story by Alison Clare Steingold
photo by Ann Cecil

Unless you’ve been living in a McDonald’s for the past ten years, you’ve heard of antioxidants. These magic molecules are one reason why fruits and vegetables are so good for you. Antioxidants neutralize “free radicals”—damaging molecules that if left unchecked could accelerate aging and lead to illnesses such as heart disease and cancer. Exotic newcomers like açai, acerola and mangosteen are being sold for top dollar at health food stores around the country, but how do Hawai‘i’s more familiar home-grown fruits stack up in antioxidant power?
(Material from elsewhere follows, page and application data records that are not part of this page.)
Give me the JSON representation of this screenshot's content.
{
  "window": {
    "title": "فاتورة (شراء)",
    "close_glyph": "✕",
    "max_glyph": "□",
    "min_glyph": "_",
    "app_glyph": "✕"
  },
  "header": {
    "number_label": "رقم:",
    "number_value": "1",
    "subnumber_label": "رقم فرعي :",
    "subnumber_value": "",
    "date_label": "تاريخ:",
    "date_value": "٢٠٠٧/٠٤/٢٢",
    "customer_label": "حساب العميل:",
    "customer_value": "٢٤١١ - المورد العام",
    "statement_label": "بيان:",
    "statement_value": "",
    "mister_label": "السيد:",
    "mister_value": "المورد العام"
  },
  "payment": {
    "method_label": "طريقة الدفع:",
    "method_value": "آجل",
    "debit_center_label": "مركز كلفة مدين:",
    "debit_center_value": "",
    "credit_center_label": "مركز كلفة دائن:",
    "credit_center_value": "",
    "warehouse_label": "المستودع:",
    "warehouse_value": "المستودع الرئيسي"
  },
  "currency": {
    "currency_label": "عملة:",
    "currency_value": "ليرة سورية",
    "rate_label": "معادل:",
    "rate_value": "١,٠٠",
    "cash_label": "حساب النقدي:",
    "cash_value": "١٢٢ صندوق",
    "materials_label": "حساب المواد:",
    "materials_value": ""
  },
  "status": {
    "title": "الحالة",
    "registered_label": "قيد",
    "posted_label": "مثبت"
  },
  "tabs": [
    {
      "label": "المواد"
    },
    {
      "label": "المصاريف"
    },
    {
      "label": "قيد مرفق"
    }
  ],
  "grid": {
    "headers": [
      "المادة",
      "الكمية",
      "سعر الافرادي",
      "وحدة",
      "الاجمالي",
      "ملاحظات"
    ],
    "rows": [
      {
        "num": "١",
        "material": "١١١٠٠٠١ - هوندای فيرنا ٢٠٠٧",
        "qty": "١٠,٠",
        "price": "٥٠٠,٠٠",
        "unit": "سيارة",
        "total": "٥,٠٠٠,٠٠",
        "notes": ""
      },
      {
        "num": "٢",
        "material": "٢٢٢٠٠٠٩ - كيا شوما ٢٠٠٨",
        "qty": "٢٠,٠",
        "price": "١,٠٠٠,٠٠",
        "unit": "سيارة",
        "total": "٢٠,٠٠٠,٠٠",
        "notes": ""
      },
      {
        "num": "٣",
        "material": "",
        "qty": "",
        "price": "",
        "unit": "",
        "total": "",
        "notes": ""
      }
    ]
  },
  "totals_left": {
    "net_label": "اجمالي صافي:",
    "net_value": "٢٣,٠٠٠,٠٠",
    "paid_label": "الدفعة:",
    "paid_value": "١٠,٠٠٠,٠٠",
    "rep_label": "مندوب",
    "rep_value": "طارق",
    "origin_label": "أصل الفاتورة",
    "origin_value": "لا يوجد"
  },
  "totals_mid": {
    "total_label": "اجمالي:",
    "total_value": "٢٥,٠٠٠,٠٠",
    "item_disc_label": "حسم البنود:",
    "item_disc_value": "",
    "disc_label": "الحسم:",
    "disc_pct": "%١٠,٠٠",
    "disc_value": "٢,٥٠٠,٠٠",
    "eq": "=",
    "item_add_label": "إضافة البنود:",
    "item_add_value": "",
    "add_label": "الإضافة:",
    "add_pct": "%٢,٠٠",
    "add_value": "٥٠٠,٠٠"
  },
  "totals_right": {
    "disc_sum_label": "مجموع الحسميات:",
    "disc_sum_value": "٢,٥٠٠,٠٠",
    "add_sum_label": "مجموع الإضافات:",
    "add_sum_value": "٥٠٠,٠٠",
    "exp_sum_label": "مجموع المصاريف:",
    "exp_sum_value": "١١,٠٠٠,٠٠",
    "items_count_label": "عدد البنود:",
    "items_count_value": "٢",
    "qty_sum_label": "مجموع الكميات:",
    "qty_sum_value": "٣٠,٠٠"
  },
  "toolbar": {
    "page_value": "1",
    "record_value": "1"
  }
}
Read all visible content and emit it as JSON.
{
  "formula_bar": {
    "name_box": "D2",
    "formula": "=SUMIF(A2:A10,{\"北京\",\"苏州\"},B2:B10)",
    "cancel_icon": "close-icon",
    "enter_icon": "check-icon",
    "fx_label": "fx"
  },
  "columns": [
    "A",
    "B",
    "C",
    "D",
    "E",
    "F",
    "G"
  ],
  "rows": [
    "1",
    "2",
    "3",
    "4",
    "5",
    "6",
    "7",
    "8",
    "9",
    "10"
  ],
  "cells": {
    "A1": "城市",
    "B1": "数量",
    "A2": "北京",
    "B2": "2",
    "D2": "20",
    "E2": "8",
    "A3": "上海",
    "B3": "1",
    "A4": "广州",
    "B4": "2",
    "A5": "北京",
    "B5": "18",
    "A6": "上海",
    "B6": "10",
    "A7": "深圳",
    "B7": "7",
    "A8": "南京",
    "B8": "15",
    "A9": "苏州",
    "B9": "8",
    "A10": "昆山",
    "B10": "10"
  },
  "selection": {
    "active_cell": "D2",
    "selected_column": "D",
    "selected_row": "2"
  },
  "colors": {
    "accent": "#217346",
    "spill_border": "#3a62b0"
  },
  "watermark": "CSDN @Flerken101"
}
Food scientists in laboratories at Tufts University and the National Institute on Aging have developed the Oxygen Radical Absorbance Capacity (ORAC) scale to measure antioxidant power. While acerola cherry, wild blueberry and other dark purple and red fruits like açai top the ORAC list, many of Hawai‘i’s favorite local fruits also rank high: Guava, it turns out, tops the local scale, with more antioxidant-richness per serving than broccoli. Star fruit and the exotic-looking red dragonfruit (the fruit of the night-blooming cereus cactus) pack a nutritious punch with antioxidant phenolics, fiber and vitamins C and E. In general, the more tart the fruit—such as you’d find in an ‘ohelo berry, for example—the higher the antioxidant value.

Skeptics argue that trendy, overpriced super-fruits such as Himalayan goji berries and a relative newcomer to Hawai‘i, the mangosteen, are more marketing than mojo. For starters, the ORAC test might be accurate, but the fruits themselves vary; they measure differently if they’re dried versus fresh, in or out of season, and grown organically or with chemicals. Moreover, the list is far from comprehensive and continues to evolve as new fruits enter the global market.

That said, consuming one-half to one cup of any variety of tropical fruits daily couldn’t hurt you; they’re chock-full of nutrients your body can’t absorb by vitamins alone. And even if they’re sweet, like papaya, mango or pineapple (and therefore not as high in antioxidant value), they still offer an abundance of key nutrients. HH